You're talking about different concepts.

Practically every 3d game will find a use for forward, up, and right vectors. But they also need direction, position, velocity vectors for each entity.

In the context of the video, forward, up and, right are are constantly changing (as opposed to most games which can hardcode "up" to an arrow pointing along the positive y axis, meaning that only forward and right are changing.) The three directions are a basic inputs used, among other things, to orient the player and to orient the camera (set up a "view matrix" and "projection matrix"). Their optimization was that in a spherical world, the up vector could be calculated simply by taking the position of the player and subtracting the center of the world. This makes it cheap to calculate the right vector. This is compared to a more general approach of finding the normal vector that corresponds to the polygon that you're standing on (the collision approach he describes as super expensive).

I watched the entire video (thanks, it was interesting), but they did not compare forward, up, right to direction, position, velocity, directly. They are not competing concepts. Defining forward, up, and right are useful constructs to describe orientation, in general. Where as direction, position, velocity are useful to describe movement and physics and such.

Sounds like just semantics. I think you might be over-thinking the concept if you understand vectors, cross products, and dot products (and other basic ideas in linear algebra). These are super, SUPER basic ideas, so if they are confusing you then you're probably thinking about them the wrong way.
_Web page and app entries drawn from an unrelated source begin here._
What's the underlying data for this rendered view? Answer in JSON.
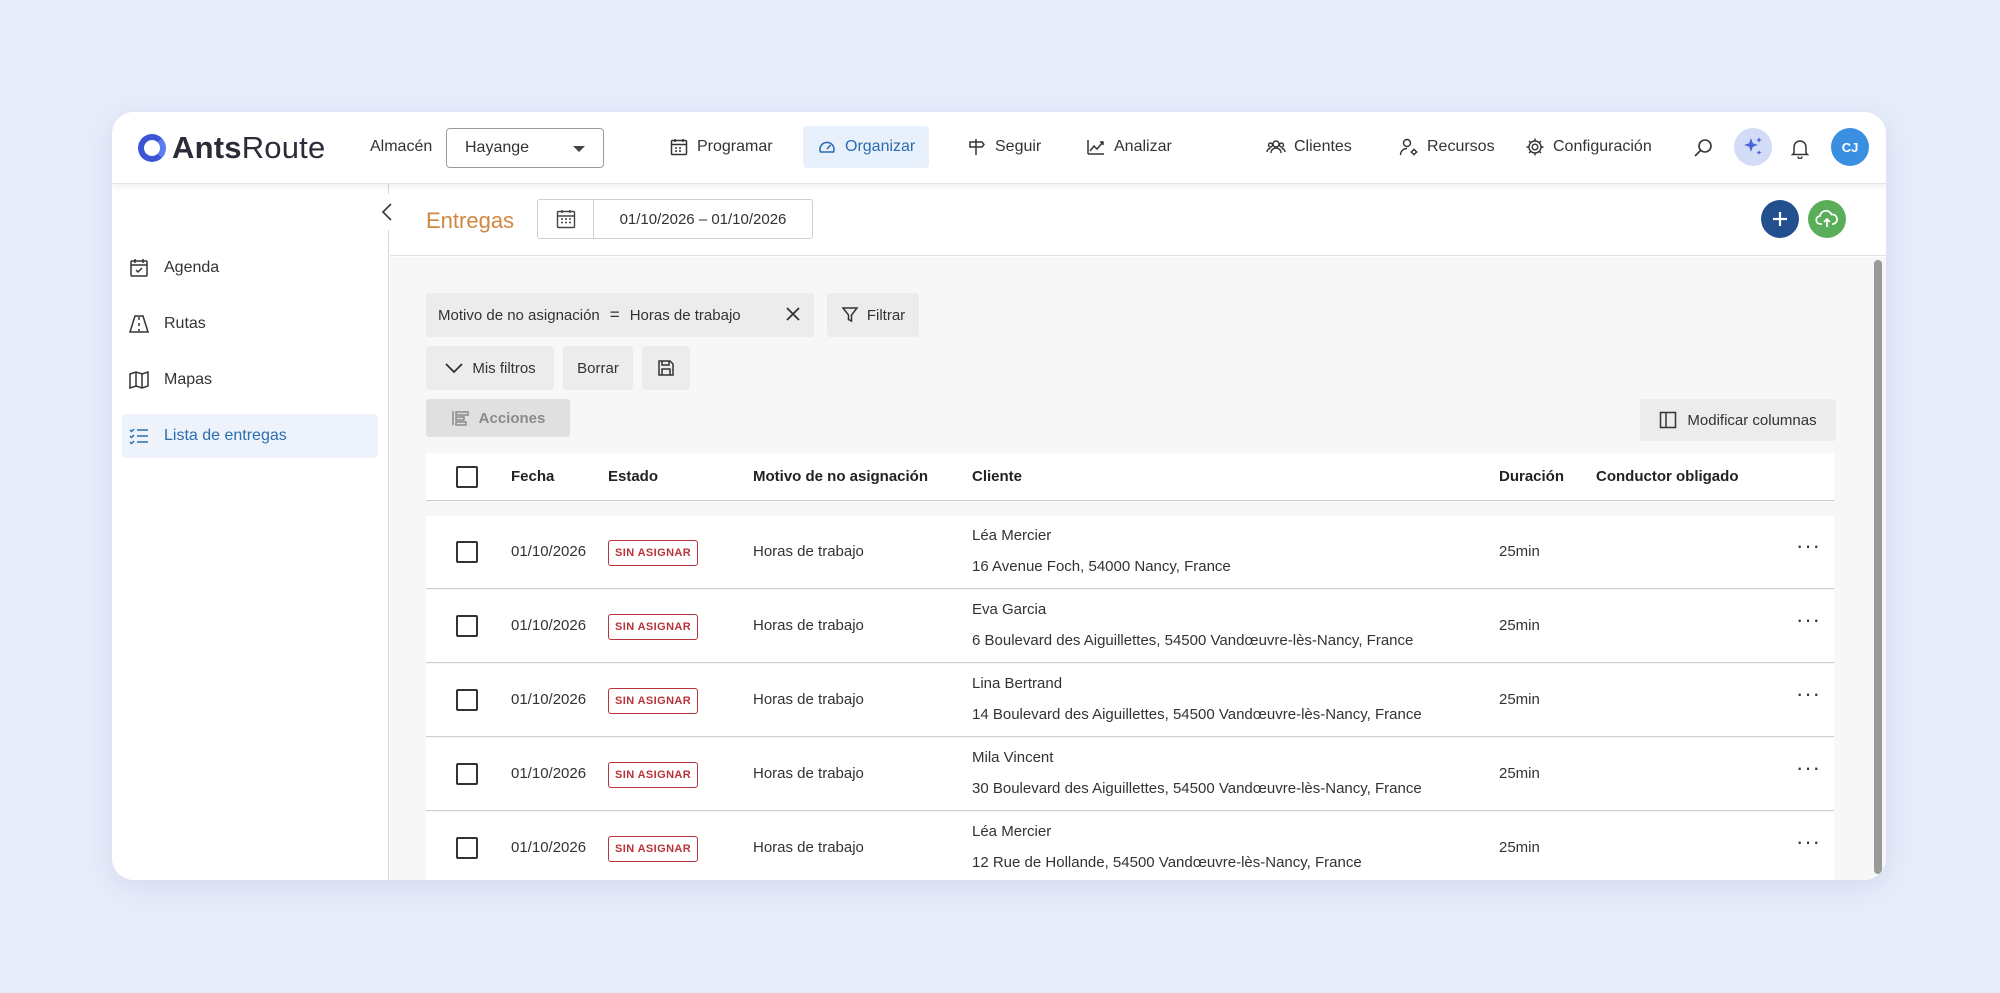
{
  "app": {
    "brand_bold": "Ants",
    "brand_light": "Route"
  },
  "header": {
    "warehouse_label": "Almacén",
    "warehouse_value": "Hayange",
    "nav": [
      {
        "label": "Programar",
        "icon": "calendar-icon",
        "active": false
      },
      {
        "label": "Organizar",
        "icon": "gauge-icon",
        "active": true
      },
      {
        "label": "Seguir",
        "icon": "signpost-icon",
        "active": false
      },
      {
        "label": "Analizar",
        "icon": "chart-icon",
        "active": false
      },
      {
        "label": "Clientes",
        "icon": "people-icon",
        "active": false
      },
      {
        "label": "Recursos",
        "icon": "user-gear-icon",
        "active": false
      },
      {
        "label": "Configuración",
        "icon": "gear-icon",
        "active": false
      }
    ],
    "avatar_initials": "CJ"
  },
  "sidebar": {
    "items": [
      {
        "label": "Agenda",
        "icon": "calendar-check-icon",
        "active": false
      },
      {
        "label": "Rutas",
        "icon": "route-icon",
        "active": false
      },
      {
        "label": "Mapas",
        "icon": "map-icon",
        "active": false
      },
      {
        "label": "Lista de entregas",
        "icon": "list-icon",
        "active": true
      }
    ]
  },
  "page": {
    "title": "Entregas",
    "date_range": "01/10/2026 – 01/10/2026"
  },
  "filters": {
    "field": "Motivo de no asignación",
    "operator": "=",
    "value": "Horas de trabajo",
    "filter_button": "Filtrar",
    "my_filters": "Mis filtros",
    "clear": "Borrar",
    "actions": "Acciones",
    "modify_columns": "Modificar columnas"
  },
  "table": {
    "columns": [
      "Fecha",
      "Estado",
      "Motivo de no asignación",
      "Cliente",
      "Duración",
      "Conductor obligado"
    ],
    "rows": [
      {
        "date": "01/10/2026",
        "status": "SIN ASIGNAR",
        "reason": "Horas de trabajo",
        "client": "Léa Mercier",
        "address": "16 Avenue Foch, 54000 Nancy, France",
        "duration": "25min"
      },
      {
        "date": "01/10/2026",
        "status": "SIN ASIGNAR",
        "reason": "Horas de trabajo",
        "client": "Eva Garcia",
        "address": "6 Boulevard des Aiguillettes, 54500 Vandœuvre-lès-Nancy, France",
        "duration": "25min"
      },
      {
        "date": "01/10/2026",
        "status": "SIN ASIGNAR",
        "reason": "Horas de trabajo",
        "client": "Lina Bertrand",
        "address": "14 Boulevard des Aiguillettes, 54500 Vandœuvre-lès-Nancy, France",
        "duration": "25min"
      },
      {
        "date": "01/10/2026",
        "status": "SIN ASIGNAR",
        "reason": "Horas de trabajo",
        "client": "Mila Vincent",
        "address": "30 Boulevard des Aiguillettes, 54500 Vandœuvre-lès-Nancy, France",
        "duration": "25min"
      },
      {
        "date": "01/10/2026",
        "status": "SIN ASIGNAR",
        "reason": "Horas de trabajo",
        "client": "Léa Mercier",
        "address": "12 Rue de Hollande, 54500 Vandœuvre-lès-Nancy, France",
        "duration": "25min"
      }
    ]
  },
  "colors": {
    "accent": "#2a6db0",
    "title": "#d1873f",
    "status": "#b8343a",
    "add": "#234f8f",
    "upload": "#5aae5a"
  }
}
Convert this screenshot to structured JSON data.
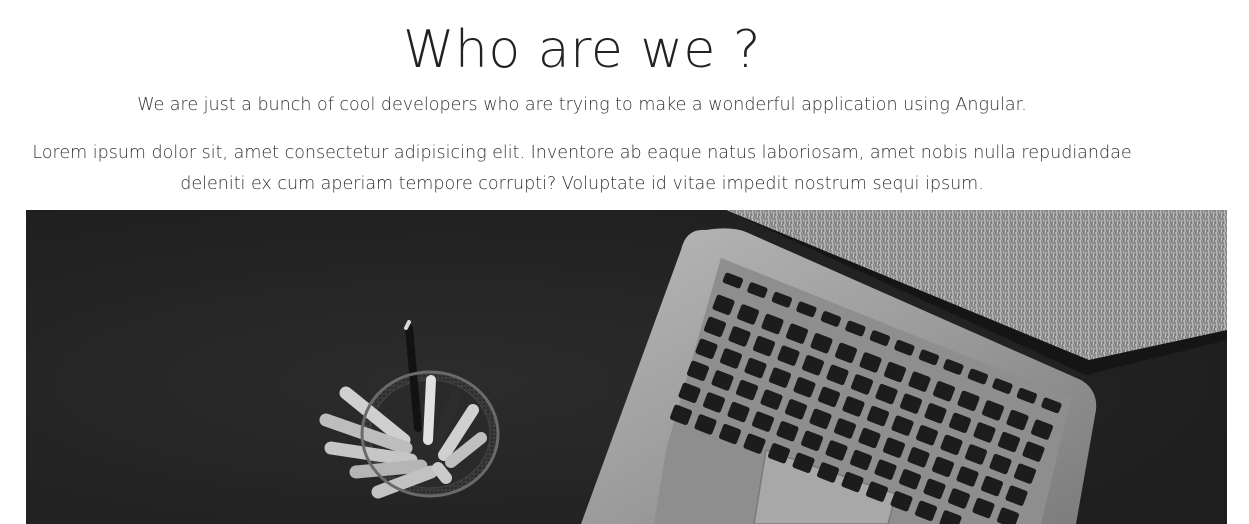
{
  "section": {
    "title": "Who are we ?",
    "subtitle": "We are just a bunch of cool developers who are trying to make a wonderful application using Angular.",
    "paragraph": "Lorem ipsum dolor sit, amet consectetur adipisicing elit. Inventore ab eaque natus laboriosam, amet nobis nulla repudiandae deleniti ex cum aperiam tempore corrupti? Voluptate id vitae impedit nostrum sequi ipsum."
  },
  "image": {
    "description_icon": "laptop-and-pencil-cup-photo-icon"
  },
  "colors": {
    "background": "#ffffff",
    "text": "#333333",
    "photo_dark": "#242424",
    "laptop_silver": "#9a9a9a",
    "keys": "#1c1c1c"
  }
}
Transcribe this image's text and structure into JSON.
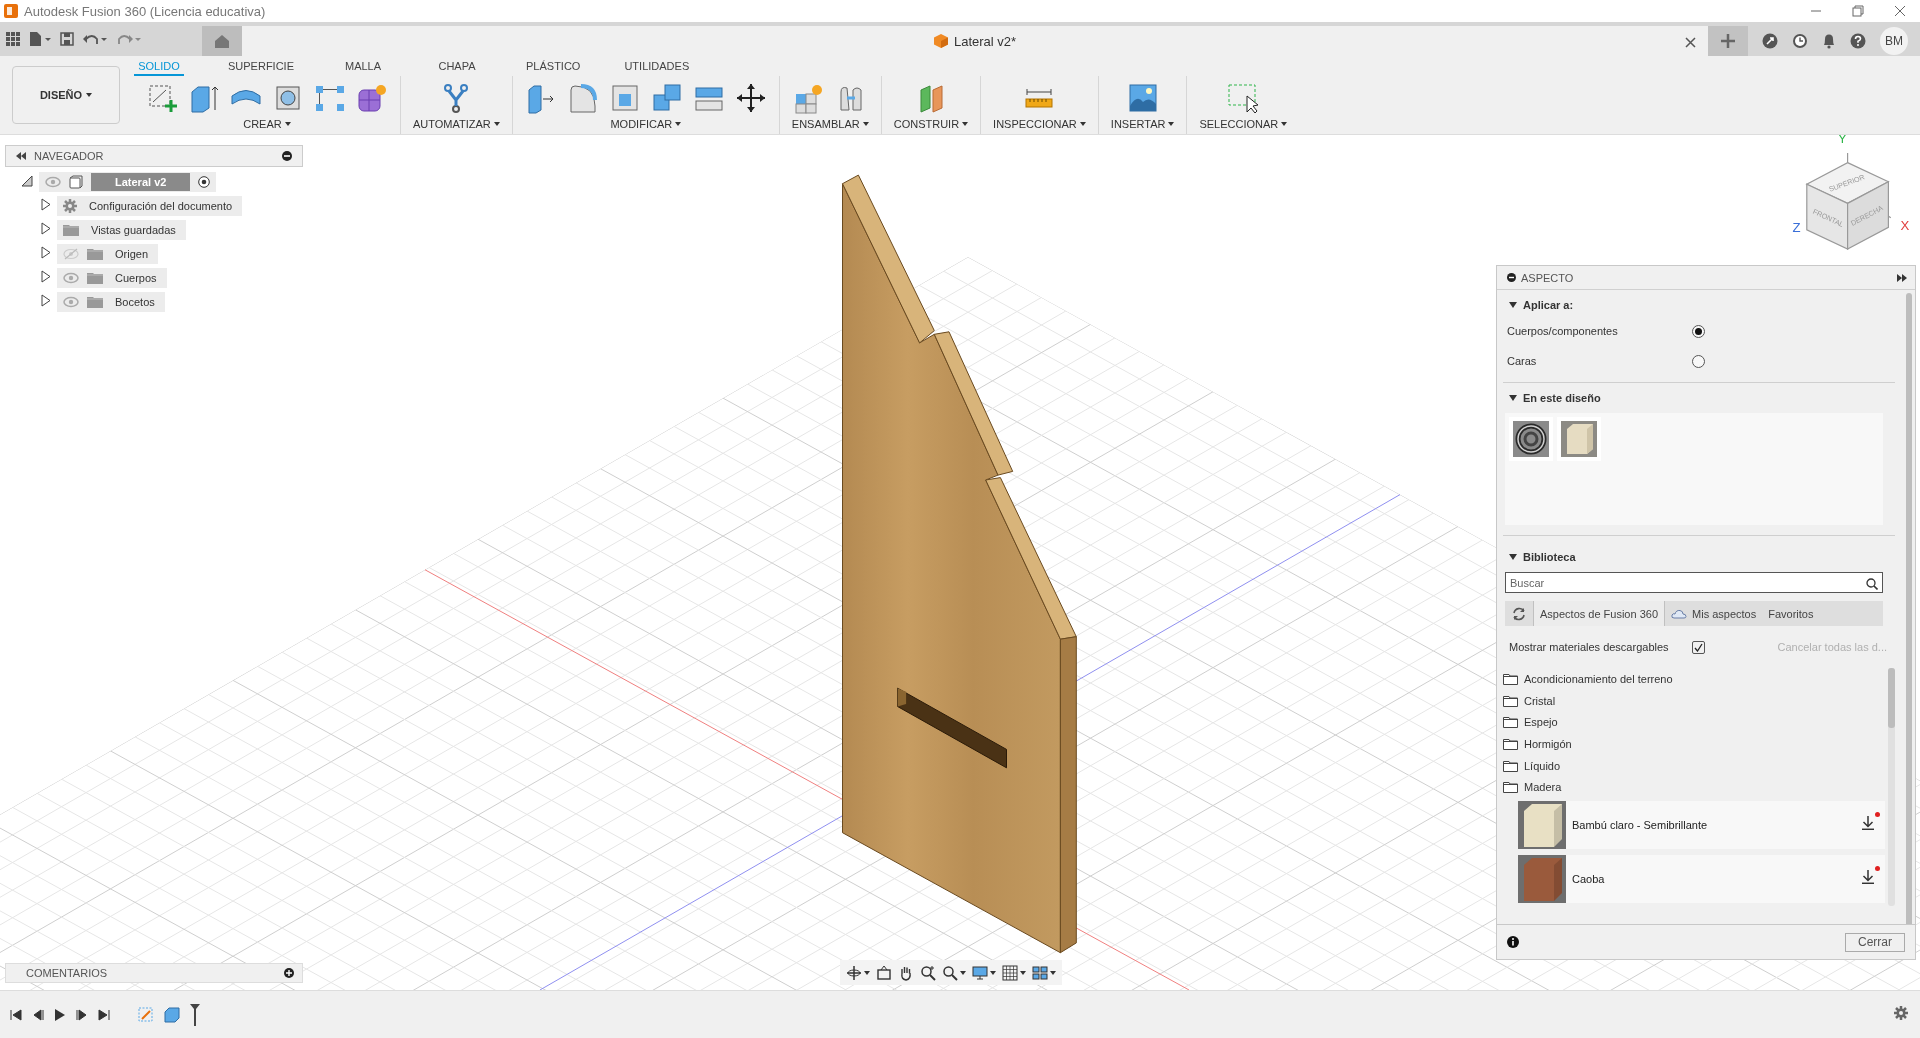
{
  "window": {
    "title": "Autodesk Fusion 360 (Licencia educativa)"
  },
  "document_tab": {
    "title": "Lateral v2*"
  },
  "user": {
    "initials": "BM"
  },
  "ribbon": {
    "workspace": "DISEÑO",
    "tabs": [
      {
        "label": "SOLIDO",
        "selected": true
      },
      {
        "label": "SUPERFICIE",
        "selected": false
      },
      {
        "label": "MALLA",
        "selected": false
      },
      {
        "label": "CHAPA",
        "selected": false
      },
      {
        "label": "PLÁSTICO",
        "selected": false
      },
      {
        "label": "UTILIDADES",
        "selected": false
      }
    ],
    "groups": [
      {
        "label": "CREAR"
      },
      {
        "label": "AUTOMATIZAR"
      },
      {
        "label": "MODIFICAR"
      },
      {
        "label": "ENSAMBLAR"
      },
      {
        "label": "CONSTRUIR"
      },
      {
        "label": "INSPECCIONAR"
      },
      {
        "label": "INSERTAR"
      },
      {
        "label": "SELECCIONAR"
      }
    ]
  },
  "navigator": {
    "title": "NAVEGADOR",
    "root": {
      "label": "Lateral v2",
      "expanded": true
    },
    "items": [
      {
        "label": "Configuración del documento",
        "kind": "settings",
        "expanded": false
      },
      {
        "label": "Vistas guardadas",
        "kind": "folder",
        "expanded": false
      },
      {
        "label": "Origen",
        "kind": "folder",
        "visible": false,
        "expanded": false
      },
      {
        "label": "Cuerpos",
        "kind": "folder",
        "visible": true,
        "expanded": false
      },
      {
        "label": "Bocetos",
        "kind": "folder",
        "visible": true,
        "expanded": false
      }
    ]
  },
  "viewcube": {
    "faces": [
      "SUPERIOR",
      "FRONTAL",
      "DERECHA"
    ],
    "axes": [
      "Y",
      "Z",
      "X"
    ]
  },
  "appearance": {
    "title": "ASPECTO",
    "apply_to": {
      "title": "Aplicar a:",
      "expanded": true,
      "options": [
        {
          "label": "Cuerpos/componentes",
          "selected": true
        },
        {
          "label": "Caras",
          "selected": false
        }
      ]
    },
    "in_design": {
      "title": "En este diseño",
      "expanded": true,
      "swatches": [
        {
          "kind": "metal"
        },
        {
          "kind": "cube"
        }
      ]
    },
    "library": {
      "title": "Biblioteca",
      "expanded": true,
      "search": {
        "placeholder": "Buscar"
      },
      "tabs": [
        {
          "label": "Aspectos de Fusion 360",
          "selected": true
        },
        {
          "label": "Mis aspectos",
          "selected": false
        },
        {
          "label": "Favoritos",
          "selected": false
        }
      ],
      "show_downloadable": {
        "label": "Mostrar materiales descargables",
        "checked": true
      },
      "cancel_downloads": {
        "label": "Cancelar todas las d...",
        "disabled": true
      },
      "folders": [
        "Acondicionamiento del terreno",
        "Cristal",
        "Espejo",
        "Hormigón",
        "Líquido",
        "Madera"
      ],
      "materials": [
        {
          "name": "Bambú claro - Semibrillante",
          "color": "#e8e0c4"
        },
        {
          "name": "Caoba",
          "color": "#9a5a3c"
        }
      ]
    },
    "close_button": "Cerrar"
  },
  "comments": {
    "title": "COMENTARIOS"
  }
}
Again just to make it clear. EVERY 3D game will use vectors that represent forward, up, right, direction, position, velocity, acceleration, etc. These are just terms to describe what a particular vector is trying to describe. Unless I missed something, there aren't "two approaches" here.

Don't even think about vectors as "a direction and a magnitude," that idea will be limiting and it conveys them as being special in a sense. Really, the best way to think about it is that a vector is just a number. (Sure it's actually 3 numbers, but just think of it as a bloated "number".) So a vector *could* be used to describe a point, or a direction, or a direction and a magnitude, but that's giving them special meaning. It just happens that in a 3d world, it's convenient to use 3 numbers at a time to describe things. That's really all there is to it.

(Tangential side note: In higher mathematics, they are useful because often you want to describe things in higher dimensional space or even n-dimensional space, meaning that you don't define whether the problem lies in 1-D, 2-D, 3-D, 12,345-D. To grasp these concepts, you'll have to "unlearn" that stuff about "directions" and "magnitude" if you've internalized it too much.)